Turns out that Cliff once worked on the infamous “Spahn Movie Ranch” (the Manson family hideout) as a stuntman for Rick’s TV old western show. He arrives at the ranch to drop off the hitchhiking Pussycat, and wants to say ‘hi’ to his old pal George Spahn (it’s true that the blind and infirm Spahn was ‘taken care of’ by the Manson family in exchange for using his movie ranch as a de facto commune). Classic Tarantino tension arises (much like the standoff between Ringo and Jules in “Pulp Fiction”) when the affable but tough-as-hell Cliff meets resistance to his seeing his ‘old friend’ George (Bruce Dern, in a hilarious cameo). Highlights include a violent confrontation with permanently spaced family member Klem (“Fix it!”).
There is another historical run-in scene that has little bearing on the rest of the film, but has caused a lot of ire with martial arts mavens. It sees a somewhat arrogant Bruce Lee (Mike Moh) challenging a smirking, disbelieving Cliff to a fight. Cliff, of course, somehow manages to kick Lee’s ass. It’s like seeing a rusty old Plymouth V8 ram into a shiny new Porsche. Yes, it’s utterly improbable, but given that Cliff is a work of fiction it doesn’t really matter. It’s not that different than a nubile Jennifer Connelly encountering a lustfully leering W.C. Fields at the South Seas Club in “The Rocketeer” (1991). It’s not meant to disrespect Lee (whom Tarantino idolizes, as evidenced by the various Lee homages in “Kill Bill Part 1”), but rather Tarantino affectionately taking some of the piss out of his late idol, nothing more. Yes, the Bruce Lee scene could’ve just as easily been deleted, but it adds to the texture and flavor of this no-holds-barred collision of 1969 Hollywood reality and fantasy.

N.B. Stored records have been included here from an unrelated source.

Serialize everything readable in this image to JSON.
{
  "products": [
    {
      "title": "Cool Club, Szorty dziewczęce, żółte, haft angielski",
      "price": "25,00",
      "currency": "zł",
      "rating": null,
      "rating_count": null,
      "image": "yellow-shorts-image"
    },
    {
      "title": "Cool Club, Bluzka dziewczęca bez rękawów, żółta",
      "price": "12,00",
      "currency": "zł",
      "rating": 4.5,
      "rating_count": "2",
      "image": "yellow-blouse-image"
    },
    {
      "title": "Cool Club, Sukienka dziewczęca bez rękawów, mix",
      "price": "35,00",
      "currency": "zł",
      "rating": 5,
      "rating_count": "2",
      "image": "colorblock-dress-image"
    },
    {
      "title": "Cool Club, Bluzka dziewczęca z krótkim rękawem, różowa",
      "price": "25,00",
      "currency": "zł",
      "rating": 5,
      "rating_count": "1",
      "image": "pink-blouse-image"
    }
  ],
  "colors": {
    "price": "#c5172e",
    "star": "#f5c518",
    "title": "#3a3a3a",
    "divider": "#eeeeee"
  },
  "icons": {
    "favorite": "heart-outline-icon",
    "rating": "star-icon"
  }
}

The final collision between real-life and fiction doesn’t take place at the Tate-Polanski home, but at Rick’s house next door. With houseguest Cliff and his loyal dog dishing out some hilariously gruesome and oddly karmic pre-payback to the would-be Manson murderers. The most violent of the Manson girls (Sadie) meets a particularly nasty and comically over-the-top fate when a suddenly heroic Rick joins in the melee.
Yes, the climax of the movie is completely ridiculous, and would probably send real-life crime historians into a conniption fit. If one is looking for a by-the-book docudrama of the Manson murders, they’d be better off with the gritty 1976 TV-docudrama “Helter Skelter.” 43 years later, “Helter Skelter” is still the gold standard of Manson stories. Steve Railsback’s portrayal of Charles Manson is downright chilling. There have been other retellings of the Manson murders since then, but none quite as authentic and no-nonsense as 1976’s “Helter Skelter.” Highly recommended.

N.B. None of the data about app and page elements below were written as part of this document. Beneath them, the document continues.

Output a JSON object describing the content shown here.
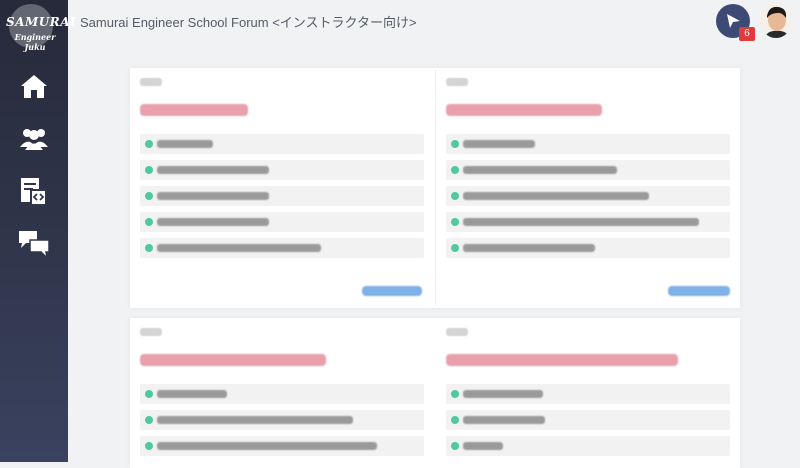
{
  "app": {
    "title": "Samurai Engineer School Forum <インストラクター向け>",
    "logo_line1": "SAMURAI",
    "logo_line2": "Engineer Juku"
  },
  "sidebar": {
    "items": [
      {
        "icon": "home-icon"
      },
      {
        "icon": "users-icon"
      },
      {
        "icon": "code-document-icon"
      },
      {
        "icon": "chat-icon"
      }
    ]
  },
  "header": {
    "notification_icon": "cursor-arrow-icon",
    "notification_count": "6",
    "notification_color": "#3d4a75",
    "badge_color": "#e03a3a"
  },
  "colors": {
    "sidebar_top": "#262a3a",
    "sidebar_bottom": "#3a4260",
    "category_title": "#e8a0ad",
    "dot": "#4ec9a3",
    "more_link": "#7fb0e6"
  }
}
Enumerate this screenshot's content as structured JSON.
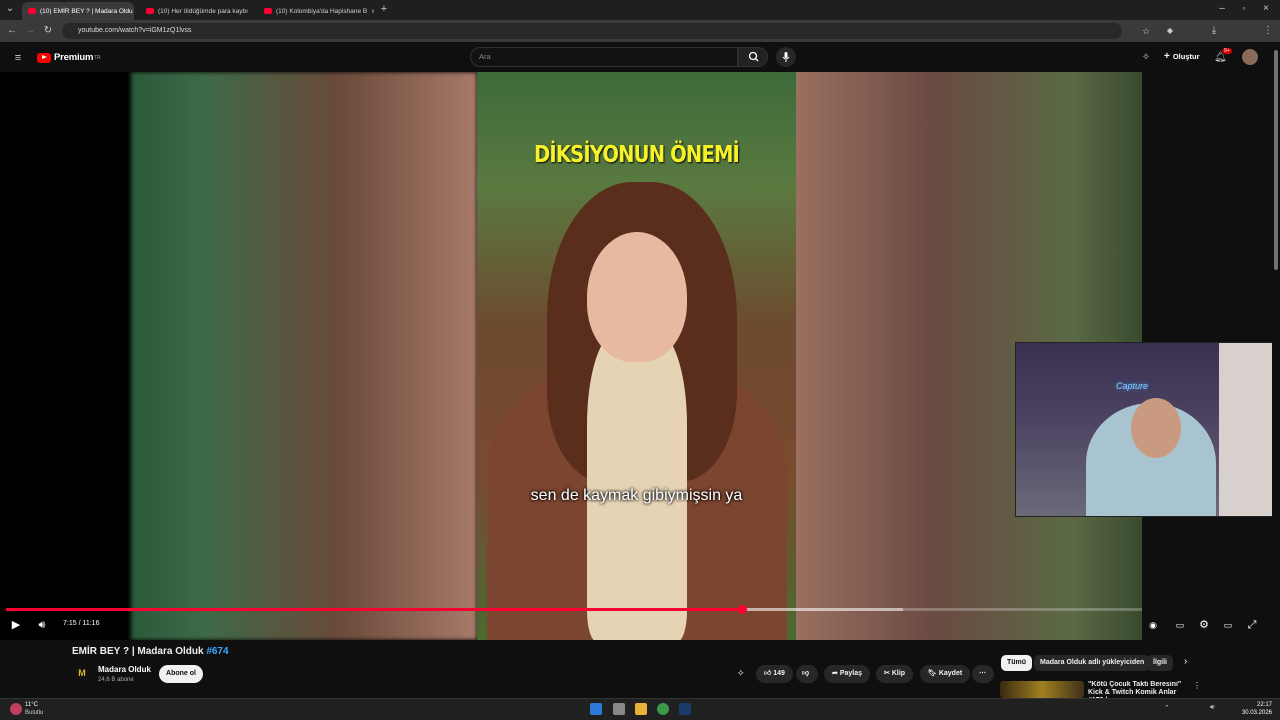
{
  "browser": {
    "tabs": [
      {
        "label": "(10) EMİR BEY ? | Madara Oldu",
        "active": true
      },
      {
        "label": "(10) Her öldüğümde para kaybı",
        "active": false
      },
      {
        "label": "(10) Kolombiya'da Hapishane B",
        "active": false
      }
    ],
    "url": "youtube.com/watch?v=iGM1zQ1lvss"
  },
  "masthead": {
    "logo": "Premium",
    "logo_region": "TR",
    "search_placeholder": "Ara",
    "create_label": "Oluştur",
    "notif_count": "9+"
  },
  "video": {
    "overlay_title": "DİKSİYONUN ÖNEMİ",
    "subtitle": "sen de kaymak gibiymişsin ya",
    "watermark": "M",
    "time": "7:15 / 11:16",
    "progress_fraction": 0.6479,
    "buffered_fraction": 0.79
  },
  "webcam": {
    "neon_sign": "Capture"
  },
  "details": {
    "title": "EMİR BEY ? | Madara Olduk",
    "hashtag": "#674",
    "channel_name": "Madara Olduk",
    "channel_avatar": "M",
    "subscribers": "24,6 B abone",
    "subscribe_label": "Abone ol",
    "likes": "149",
    "share_label": "Paylaş",
    "clip_label": "Klip",
    "save_label": "Kaydet"
  },
  "sidebar": {
    "chips": [
      "Tümü",
      "Madara Olduk adlı yükleyiciden",
      "İlgili"
    ],
    "recommendation_title": "\"Kötü Çocuk Taktı Beresini\" Kick & Twitch Komik Anlar #179 |"
  },
  "taskbar": {
    "temperature": "11°C",
    "weather": "Bulutlu",
    "time": "22:17",
    "date": "30.03.2026"
  }
}
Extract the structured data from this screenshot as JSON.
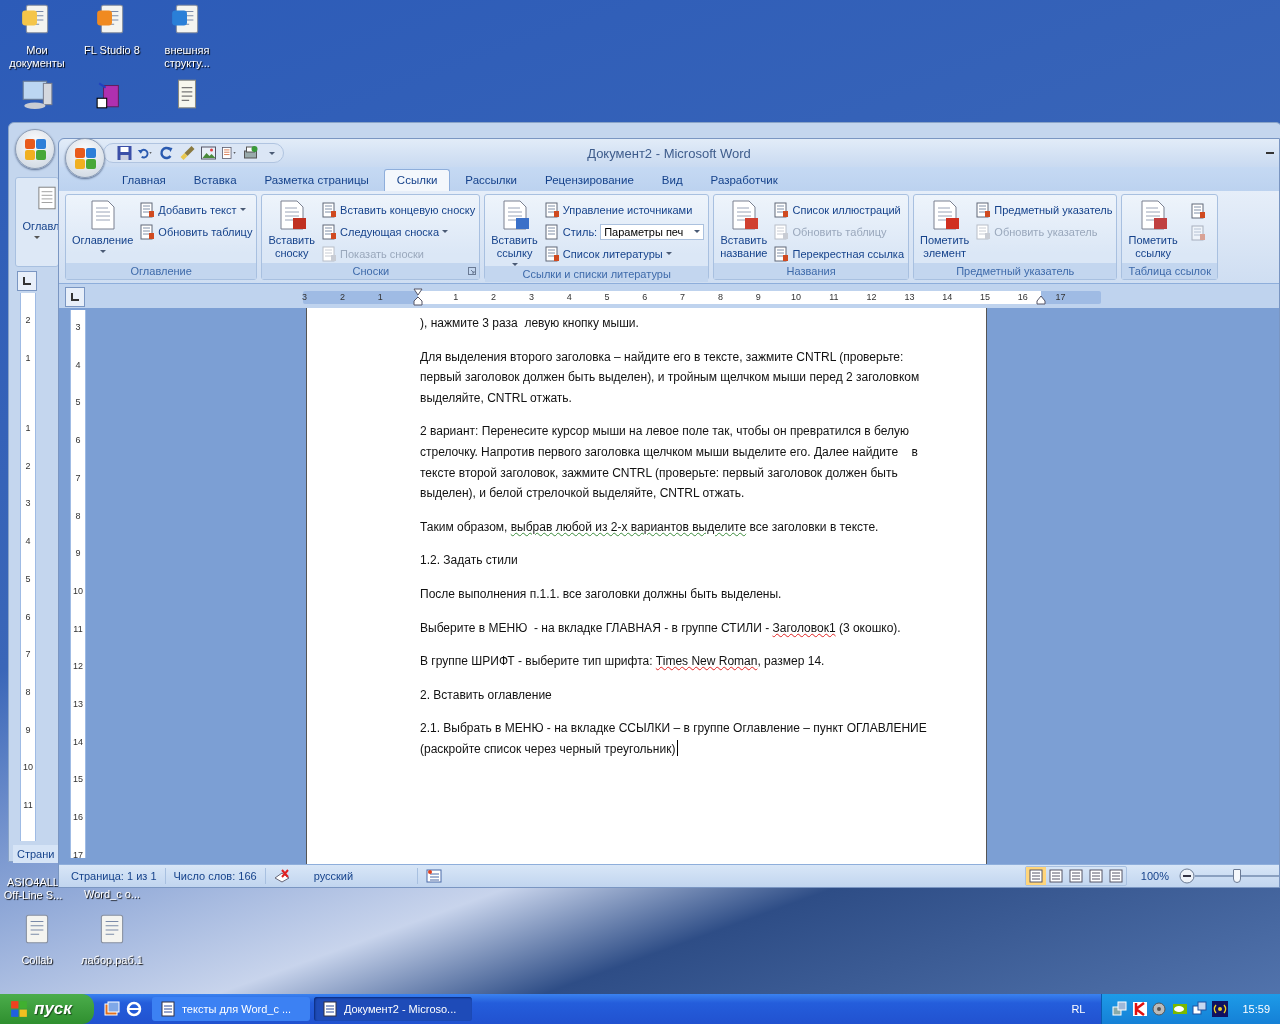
{
  "desktop_icons": [
    {
      "label": "Мои документы"
    },
    {
      "label": "FL Studio 8"
    },
    {
      "label": "внешняя структу..."
    },
    {
      "label": "ASIO4ALL Off-Line S..."
    },
    {
      "label": "Word_c o..."
    },
    {
      "label": "Collab"
    },
    {
      "label": "лабор.раб.1"
    }
  ],
  "back_window": {
    "ribbon_label": "Оглавл",
    "status_text": "Страни",
    "ruler_labels": [
      "2",
      "1",
      "1",
      "2",
      "3",
      "4",
      "5",
      "6",
      "7",
      "8",
      "9",
      "10",
      "11"
    ]
  },
  "window": {
    "title": "Документ2 - Microsoft Word",
    "tabs": [
      {
        "label": "Главная",
        "selected": false
      },
      {
        "label": "Вставка",
        "selected": false
      },
      {
        "label": "Разметка страницы",
        "selected": false
      },
      {
        "label": "Ссылки",
        "selected": true
      },
      {
        "label": "Рассылки",
        "selected": false
      },
      {
        "label": "Рецензирование",
        "selected": false
      },
      {
        "label": "Вид",
        "selected": false
      },
      {
        "label": "Разработчик",
        "selected": false
      }
    ],
    "ribbon_groups": [
      {
        "label": "Оглавление",
        "launcher": false,
        "large": [
          {
            "label": "Оглавление",
            "dropdown": true
          }
        ],
        "small": [
          {
            "kind": "button",
            "label": "Добавить текст",
            "dropdown": true,
            "disabled": false
          },
          {
            "kind": "button",
            "label": "Обновить таблицу",
            "dropdown": false,
            "disabled": false
          }
        ]
      },
      {
        "label": "Сноски",
        "launcher": true,
        "large": [
          {
            "label": "Вставить сноску",
            "dropdown": false
          }
        ],
        "small": [
          {
            "kind": "button",
            "label": "Вставить концевую сноску",
            "dropdown": false,
            "disabled": false
          },
          {
            "kind": "button",
            "label": "Следующая сноска",
            "dropdown": true,
            "disabled": false
          },
          {
            "kind": "button",
            "label": "Показать сноски",
            "dropdown": false,
            "disabled": true
          }
        ]
      },
      {
        "label": "Ссылки и списки литературы",
        "launcher": false,
        "large": [
          {
            "label": "Вставить ссылку",
            "dropdown": true
          }
        ],
        "small": [
          {
            "kind": "button",
            "label": "Управление источниками",
            "dropdown": false,
            "disabled": false
          },
          {
            "kind": "combo",
            "label": "Стиль:",
            "value": "Параметры печ"
          },
          {
            "kind": "button",
            "label": "Список литературы",
            "dropdown": true,
            "disabled": false
          }
        ]
      },
      {
        "label": "Названия",
        "launcher": false,
        "large": [
          {
            "label": "Вставить название",
            "dropdown": false
          }
        ],
        "small": [
          {
            "kind": "button",
            "label": "Список иллюстраций",
            "dropdown": false,
            "disabled": false
          },
          {
            "kind": "button",
            "label": "Обновить таблицу",
            "dropdown": false,
            "disabled": true
          },
          {
            "kind": "button",
            "label": "Перекрестная ссылка",
            "dropdown": false,
            "disabled": false
          }
        ]
      },
      {
        "label": "Предметный указатель",
        "launcher": false,
        "large": [
          {
            "label": "Пометить элемент",
            "dropdown": false
          }
        ],
        "small": [
          {
            "kind": "button",
            "label": "Предметный указатель",
            "dropdown": false,
            "disabled": false
          },
          {
            "kind": "button",
            "label": "Обновить указатель",
            "dropdown": false,
            "disabled": true
          }
        ]
      },
      {
        "label": "Таблица ссылок",
        "launcher": false,
        "large": [
          {
            "label": "Пометить ссылку",
            "dropdown": false
          }
        ],
        "small": [
          {
            "kind": "icon",
            "disabled": false
          },
          {
            "kind": "icon",
            "disabled": true
          }
        ]
      }
    ],
    "ruler": {
      "horizontal_labels": [
        "3",
        "2",
        "1",
        "1",
        "2",
        "3",
        "4",
        "5",
        "6",
        "7",
        "8",
        "9",
        "10",
        "11",
        "12",
        "13",
        "14",
        "15",
        "16",
        "17"
      ],
      "vertical_labels": [
        "3",
        "4",
        "5",
        "6",
        "7",
        "8",
        "9",
        "10",
        "11",
        "12",
        "13",
        "14",
        "15",
        "16",
        "17"
      ]
    },
    "paragraphs": [
      [
        {
          "text": "), нажмите 3 раза  левую кнопку мыши."
        }
      ],
      [
        {
          "text": "Для выделения второго заголовка – найдите его в тексте, зажмите CNTRL (проверьте: первый заголовок должен быть выделен), и тройным щелчком мыши перед 2 заголовком выделяйте, CNTRL отжать."
        }
      ],
      [
        {
          "text": "2 вариант: Перенесите курсор мыши на левое поле так, чтобы он превратился в белую стрелочку. Напротив первого заголовка щелчком мыши выделите его. Далее найдите    в тексте второй заголовок, зажмите CNTRL (проверьте: первый заголовок должен быть выделен), и белой стрелочкой выделяйте, CNTRL отжать."
        }
      ],
      [
        {
          "text": "Таким образом, "
        },
        {
          "text": "выбрав любой из 2-х вариантов выделите",
          "grammar_error": true
        },
        {
          "text": " все заголовки в тексте."
        }
      ],
      [
        {
          "text": "1.2. Задать стили"
        }
      ],
      [
        {
          "text": "После выполнения п.1.1. все заголовки должны быть выделены."
        }
      ],
      [
        {
          "text": "Выберите в МЕНЮ  - на вкладке ГЛАВНАЯ - в группе СТИЛИ - "
        },
        {
          "text": "Заголовок1",
          "spelling_error": true
        },
        {
          "text": " (3 окошко)."
        }
      ],
      [
        {
          "text": "В группе ШРИФТ - выберите тип шрифта: "
        },
        {
          "text": "Times New Roman",
          "spelling_error": true
        },
        {
          "text": ", размер 14."
        }
      ],
      [
        {
          "text": "2. Вставить оглавление"
        }
      ],
      [
        {
          "text": "2.1. Выбрать в МЕНЮ - на вкладке ССЫЛКИ – в группе Оглавление – пункт ОГЛАВЛЕНИЕ (раскройте список через черный треугольник)"
        }
      ]
    ],
    "status_bar": {
      "page": "Страница: 1 из 1",
      "words": "Число слов: 166",
      "language": "русский",
      "view_buttons": [
        {
          "selected": true
        },
        {
          "selected": false
        },
        {
          "selected": false
        },
        {
          "selected": false
        },
        {
          "selected": false
        }
      ],
      "zoom": "100%",
      "zoom_slider": {
        "level": 0.5
      }
    }
  },
  "taskbar": {
    "start": "пуск",
    "tasks": [
      {
        "label": "тексты для Word_c ...",
        "selected": false
      },
      {
        "label": "Документ2 - Microso...",
        "selected": true
      }
    ],
    "language": "RL",
    "clock": "15:59"
  }
}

Tarantino’s film (still shot on Kodak film stock by longtime Tarantino-Oliver Stone director of photography Robert Richardson) feels like a series of Hollywood tall tales told by an aging celebrity to a table of interested listeners. Tales of “that time I kissed Marilyn Monroe,” or “that time I accidentally punched out John Wayne.” Yes, we know that such stories are most likely bulls#!t, but it doesn’t matter because they’re wildly entertaining …. with both the listener and the storyteller enjoying themselves. And Quentin Tarantino is a master storyteller. His movies are permeated with rich characters, suspense and wildly over-the-top black comedy.
At 2 hours and 45 minutes, “Once Upon a Time…In Hollywood” is like a day spent listening to (and enjoying) a never-ending supply of grandiose tall tales of working in ’the industry.’

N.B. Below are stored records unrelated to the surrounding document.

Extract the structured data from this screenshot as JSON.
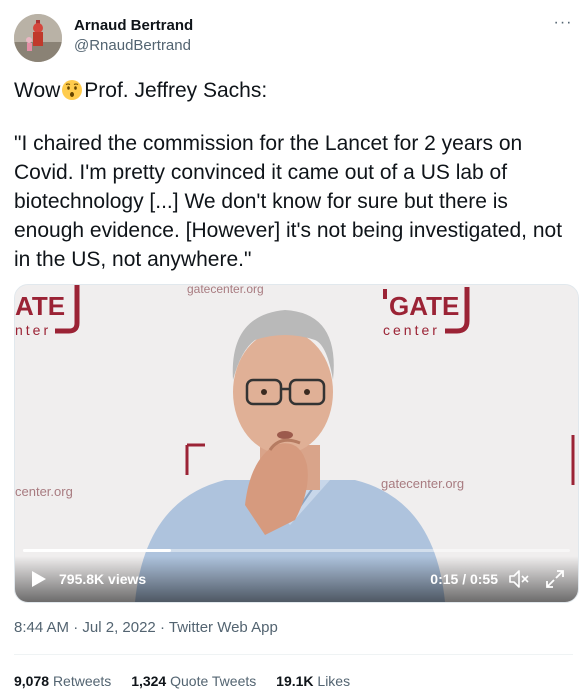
{
  "author": {
    "name": "Arnaud Bertrand",
    "handle": "@RnaudBertrand"
  },
  "more_label": "···",
  "tweet": {
    "line1_pre": "Wow",
    "line1_emoji": "hushed-face-emoji",
    "line1_post": "Prof. Jeffrey Sachs:",
    "quote": "\"I chaired the commission for the Lancet for 2 years on Covid. I'm pretty convinced it came out of a US lab of biotechnology [...] We don't know for sure but there is enough evidence. [However] it's not being investigated, not in the US, not anywhere.\""
  },
  "video": {
    "backdrop": {
      "top_url": "gatecenter.org",
      "logo_right": "GATE",
      "logo_right_sub": "center",
      "logo_left": "ATE",
      "logo_left_sub": "nter",
      "url_left": "center.org",
      "url_right": "gatecenter.org"
    },
    "views": "795.8K views",
    "time": "0:15 / 0:55",
    "progress": 0.27
  },
  "meta": {
    "time": "8:44 AM",
    "separator": "·",
    "date": "Jul 2, 2022",
    "source": "Twitter Web App"
  },
  "stats": {
    "retweets_count": "9,078",
    "retweets_label": "Retweets",
    "quotes_count": "1,324",
    "quotes_label": "Quote Tweets",
    "likes_count": "19.1K",
    "likes_label": "Likes"
  },
  "colors": {
    "text": "#0f1419",
    "secondary": "#536471",
    "gate_brand": "#9b2335"
  }
}
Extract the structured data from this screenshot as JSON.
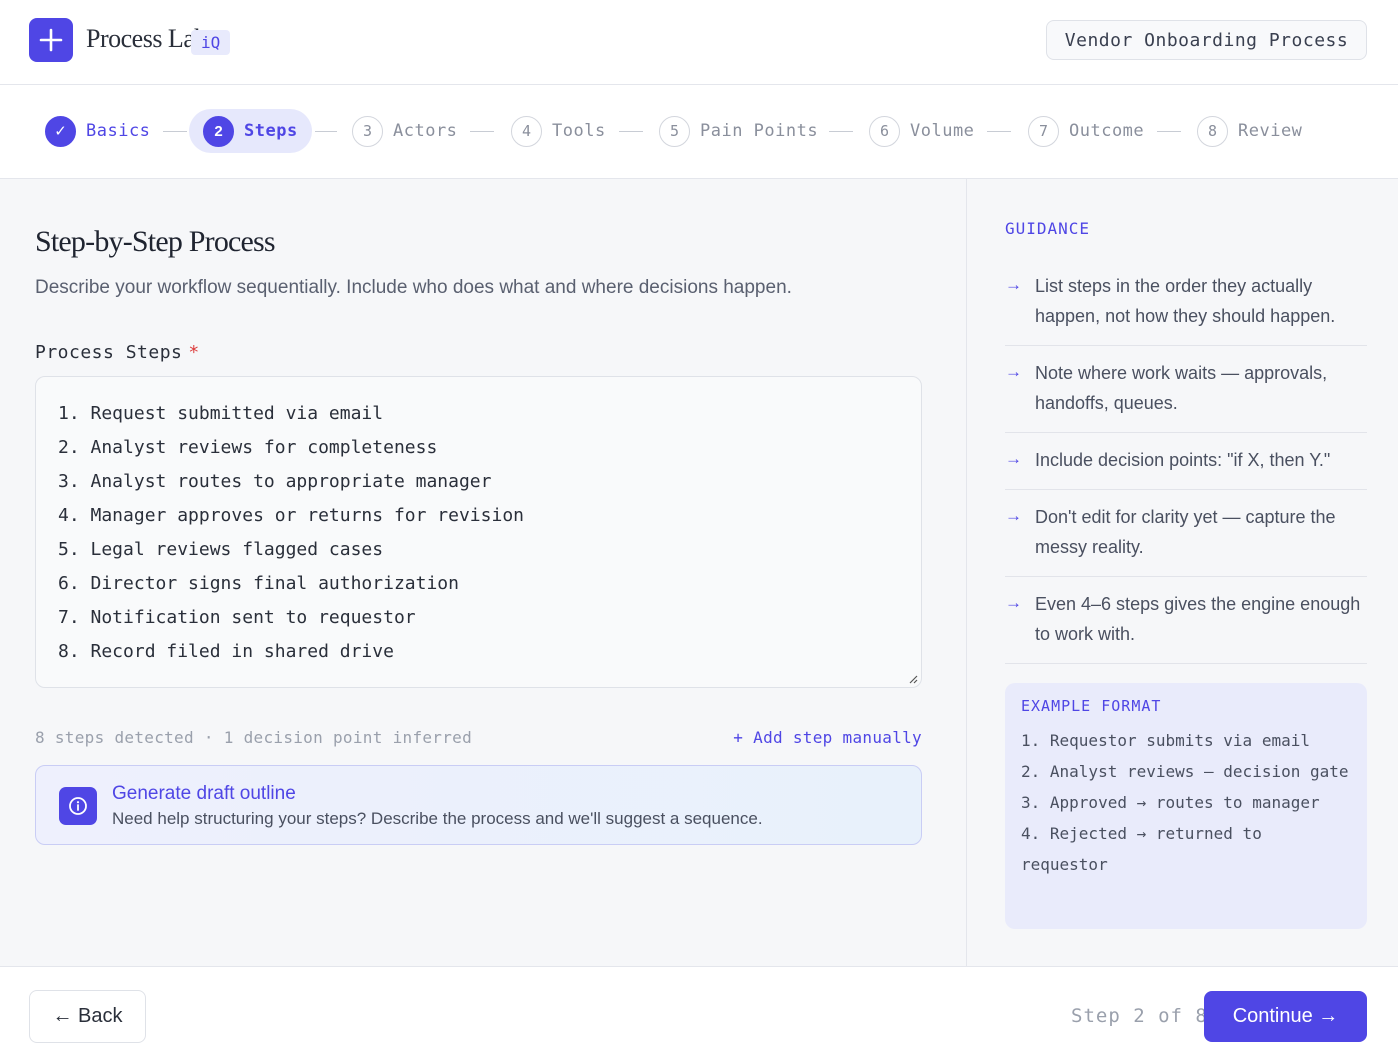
{
  "header": {
    "brand_name": "Process Lab",
    "brand_badge": "iQ",
    "process_name": "Vendor Onboarding Process"
  },
  "stepper": {
    "steps": [
      {
        "number": "✓",
        "label": "Basics",
        "state": "done"
      },
      {
        "number": "2",
        "label": "Steps",
        "state": "active"
      },
      {
        "number": "3",
        "label": "Actors",
        "state": "pending"
      },
      {
        "number": "4",
        "label": "Tools",
        "state": "pending"
      },
      {
        "number": "5",
        "label": "Pain Points",
        "state": "pending"
      },
      {
        "number": "6",
        "label": "Volume",
        "state": "pending"
      },
      {
        "number": "7",
        "label": "Outcome",
        "state": "pending"
      },
      {
        "number": "8",
        "label": "Review",
        "state": "pending"
      }
    ]
  },
  "main": {
    "title": "Step-by-Step Process",
    "subtitle": "Describe your workflow sequentially. Include who does what and where decisions happen.",
    "field_label": "Process Steps",
    "required_mark": "*",
    "steps_text": [
      "1. Request submitted via email",
      "2. Analyst reviews for completeness",
      "3. Analyst routes to appropriate manager",
      "4. Manager approves or returns for revision",
      "5. Legal reviews flagged cases",
      "6. Director signs final authorization",
      "7. Notification sent to requestor",
      "8. Record filed in shared drive"
    ],
    "meta_text": "8 steps detected · 1 decision point inferred",
    "add_step_label": "+ Add step manually",
    "callout": {
      "title": "Generate draft outline",
      "text": "Need help structuring your steps? Describe the process and we'll suggest a sequence."
    }
  },
  "guidance": {
    "heading": "GUIDANCE",
    "arrow_glyph": "→",
    "items": [
      "List steps in the order they actually happen, not how they should happen.",
      "Note where work waits — approvals, handoffs, queues.",
      "Include decision points: \"if X, then Y.\"",
      "Don't edit for clarity yet — capture the messy reality.",
      "Even 4–6 steps gives the engine enough to work with."
    ],
    "example": {
      "heading": "EXAMPLE FORMAT",
      "lines": [
        "1. Requestor submits via email",
        "2. Analyst reviews — decision gate",
        "3. Approved → routes to manager",
        "4. Rejected → returned to requestor"
      ]
    }
  },
  "footer": {
    "back_label": "← Back",
    "step_indicator": "Step 2 of 8",
    "continue_label": "Continue →"
  },
  "colors": {
    "accent": "#4f46e5",
    "required": "#dc3b3b"
  }
}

By the end of it, that day spent hearing those tall tales doesn’t feel wasted by a second.